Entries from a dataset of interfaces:
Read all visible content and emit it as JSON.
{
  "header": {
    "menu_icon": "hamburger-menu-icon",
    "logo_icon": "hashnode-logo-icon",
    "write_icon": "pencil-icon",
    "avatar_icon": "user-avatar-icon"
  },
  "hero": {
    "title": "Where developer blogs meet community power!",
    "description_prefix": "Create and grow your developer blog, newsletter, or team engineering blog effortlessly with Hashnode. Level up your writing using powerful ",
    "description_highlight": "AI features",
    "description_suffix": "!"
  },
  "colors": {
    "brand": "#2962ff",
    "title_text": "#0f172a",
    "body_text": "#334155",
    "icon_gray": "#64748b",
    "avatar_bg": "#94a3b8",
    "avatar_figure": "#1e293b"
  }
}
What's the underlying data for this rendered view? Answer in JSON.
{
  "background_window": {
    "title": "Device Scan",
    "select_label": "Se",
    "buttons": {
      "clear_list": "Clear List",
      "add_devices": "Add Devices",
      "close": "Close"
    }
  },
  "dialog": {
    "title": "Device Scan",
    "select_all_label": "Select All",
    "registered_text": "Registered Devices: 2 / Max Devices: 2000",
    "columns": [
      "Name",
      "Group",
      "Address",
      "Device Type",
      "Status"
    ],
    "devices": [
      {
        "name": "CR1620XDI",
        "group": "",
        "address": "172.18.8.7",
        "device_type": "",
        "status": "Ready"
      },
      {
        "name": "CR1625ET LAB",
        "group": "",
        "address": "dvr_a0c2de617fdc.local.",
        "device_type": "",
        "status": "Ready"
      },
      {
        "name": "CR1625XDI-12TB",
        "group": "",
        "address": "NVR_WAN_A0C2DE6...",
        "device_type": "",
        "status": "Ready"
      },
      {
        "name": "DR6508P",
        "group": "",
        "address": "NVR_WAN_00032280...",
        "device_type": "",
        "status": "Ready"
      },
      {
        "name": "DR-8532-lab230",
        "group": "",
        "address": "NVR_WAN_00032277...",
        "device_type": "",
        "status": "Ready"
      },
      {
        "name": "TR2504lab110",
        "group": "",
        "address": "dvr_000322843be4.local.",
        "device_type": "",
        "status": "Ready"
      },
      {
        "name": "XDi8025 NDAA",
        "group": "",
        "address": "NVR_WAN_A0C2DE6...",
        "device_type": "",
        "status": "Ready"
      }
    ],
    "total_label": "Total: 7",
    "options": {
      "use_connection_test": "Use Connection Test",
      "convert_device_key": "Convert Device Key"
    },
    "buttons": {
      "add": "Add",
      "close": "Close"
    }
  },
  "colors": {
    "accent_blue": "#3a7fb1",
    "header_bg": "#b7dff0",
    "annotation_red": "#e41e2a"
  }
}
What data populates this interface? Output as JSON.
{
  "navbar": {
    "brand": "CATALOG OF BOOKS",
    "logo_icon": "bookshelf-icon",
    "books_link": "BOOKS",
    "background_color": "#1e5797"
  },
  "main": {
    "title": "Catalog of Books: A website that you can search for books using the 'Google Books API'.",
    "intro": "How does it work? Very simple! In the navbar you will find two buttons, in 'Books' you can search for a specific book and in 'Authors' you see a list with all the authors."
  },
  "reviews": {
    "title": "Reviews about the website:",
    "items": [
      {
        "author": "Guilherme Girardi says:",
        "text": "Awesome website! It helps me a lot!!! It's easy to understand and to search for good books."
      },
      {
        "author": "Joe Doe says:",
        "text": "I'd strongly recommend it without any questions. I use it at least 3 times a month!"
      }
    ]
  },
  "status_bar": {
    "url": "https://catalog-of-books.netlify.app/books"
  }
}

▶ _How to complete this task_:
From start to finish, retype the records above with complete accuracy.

▶ _Answer space_:
Read all visible content and emit it as JSON.
{
  "header": {
    "menu_icon": "hamburger-menu-icon",
    "logo_icon": "hashnode-logo-icon",
    "write_icon": "pencil-icon",
    "avatar_icon": "user-avatar-icon"
  },
  "hero": {
    "title": "Where developer blogs meet community power!",
    "description_prefix": "Create and grow your developer blog, newsletter, or team engineering blog effortlessly with Hashnode. Level up your writing using powerful ",
    "description_highlight": "AI features",
    "description_suffix": "!"
  },
  "colors": {
    "brand": "#2962ff",
    "title_text": "#0f172a",
    "body_text": "#334155",
    "icon_gray": "#64748b",
    "avatar_bg": "#94a3b8",
    "avatar_figure": "#1e293b"
  }
}
What's the underlying data for this rendered view? Answer in JSON.
{
  "background_window": {
    "title": "Device Scan",
    "select_label": "Se",
    "buttons": {
      "clear_list": "Clear List",
      "add_devices": "Add Devices",
      "close": "Close"
    }
  },
  "dialog": {
    "title": "Device Scan",
    "select_all_label": "Select All",
    "registered_text": "Registered Devices: 2 / Max Devices: 2000",
    "columns": [
      "Name",
      "Group",
      "Address",
      "Device Type",
      "Status"
    ],
    "devices": [
      {
        "name": "CR1620XDI",
        "group": "",
        "address": "172.18.8.7",
        "device_type": "",
        "status": "Ready"
      },
      {
        "name": "CR1625ET LAB",
        "group": "",
        "address": "dvr_a0c2de617fdc.local.",
        "device_type": "",
        "status": "Ready"
      },
      {
        "name": "CR1625XDI-12TB",
        "group": "",
        "address": "NVR_WAN_A0C2DE6...",
        "device_type": "",
        "status": "Ready"
      },
      {
        "name": "DR6508P",
        "group": "",
        "address": "NVR_WAN_00032280...",
        "device_type": "",
        "status": "Ready"
      },
      {
        "name": "DR-8532-lab230",
        "group": "",
        "address": "NVR_WAN_00032277...",
        "device_type": "",
        "status": "Ready"
      },
      {
        "name": "TR2504lab110",
        "group": "",
        "address": "dvr_000322843be4.local.",
        "device_type": "",
        "status": "Ready"
      },
      {
        "name": "XDi8025 NDAA",
        "group": "",
        "address": "NVR_WAN_A0C2DE6...",
        "device_type": "",
        "status": "Ready"
      }
    ],
    "total_label": "Total: 7",
    "options": {
      "use_connection_test": "Use Connection Test",
      "convert_device_key": "Convert Device Key"
    },
    "buttons": {
      "add": "Add",
      "close": "Close"
    }
  },
  "colors": {
    "accent_blue": "#3a7fb1",
    "header_bg": "#b7dff0",
    "annotation_red": "#e41e2a"
  }
}
What data populates this interface? Output as JSON.
{
  "navbar": {
    "brand": "CATALOG OF BOOKS",
    "logo_icon": "bookshelf-icon",
    "books_link": "BOOKS",
    "background_color": "#1e5797"
  },
  "main": {
    "title": "Catalog of Books: A website that you can search for books using the 'Google Books API'.",
    "intro": "How does it work? Very simple! In the navbar you will find two buttons, in 'Books' you can search for a specific book and in 'Authors' you see a list with all the authors."
  },
  "reviews": {
    "title": "Reviews about the website:",
    "items": [
      {
        "author": "Guilherme Girardi says:",
        "text": "Awesome website! It helps me a lot!!! It's easy to understand and to search for good books."
      },
      {
        "author": "Joe Doe says:",
        "text": "I'd strongly recommend it without any questions. I use it at least 3 times a month!"
      }
    ]
  },
  "status_bar": {
    "url": "https://catalog-of-books.netlify.app/books"
  }
}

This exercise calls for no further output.